WHAT YOU WILL DO:
Report every line of the data where the string "Health" appears.

■ ■ ■ ■

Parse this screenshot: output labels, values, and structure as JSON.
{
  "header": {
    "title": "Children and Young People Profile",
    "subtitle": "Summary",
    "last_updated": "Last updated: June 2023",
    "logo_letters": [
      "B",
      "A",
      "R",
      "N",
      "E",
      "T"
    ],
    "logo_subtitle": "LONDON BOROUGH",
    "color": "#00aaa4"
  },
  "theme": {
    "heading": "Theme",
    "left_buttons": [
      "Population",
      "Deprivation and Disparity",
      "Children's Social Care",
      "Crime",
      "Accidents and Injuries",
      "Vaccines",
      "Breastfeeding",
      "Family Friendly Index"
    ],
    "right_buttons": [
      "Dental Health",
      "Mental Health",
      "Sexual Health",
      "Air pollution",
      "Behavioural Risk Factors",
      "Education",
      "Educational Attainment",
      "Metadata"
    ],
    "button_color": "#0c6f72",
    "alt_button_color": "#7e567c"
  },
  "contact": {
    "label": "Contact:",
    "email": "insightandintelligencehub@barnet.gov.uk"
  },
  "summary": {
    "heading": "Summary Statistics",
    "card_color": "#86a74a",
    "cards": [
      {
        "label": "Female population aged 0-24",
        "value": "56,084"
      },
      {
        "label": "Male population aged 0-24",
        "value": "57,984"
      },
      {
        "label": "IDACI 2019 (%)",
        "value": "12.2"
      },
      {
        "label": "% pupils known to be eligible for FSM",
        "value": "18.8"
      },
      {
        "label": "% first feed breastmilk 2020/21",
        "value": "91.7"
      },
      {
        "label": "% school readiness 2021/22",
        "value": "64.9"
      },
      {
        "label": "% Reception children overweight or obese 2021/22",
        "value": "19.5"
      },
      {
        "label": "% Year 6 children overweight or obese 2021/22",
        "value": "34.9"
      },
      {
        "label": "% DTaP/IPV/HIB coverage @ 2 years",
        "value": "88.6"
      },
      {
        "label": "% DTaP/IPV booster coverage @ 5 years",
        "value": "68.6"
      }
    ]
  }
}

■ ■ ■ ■

RESPONSE TO THE TASK:
      "Dental Health",
      "Mental Health",
      "Sexual Health",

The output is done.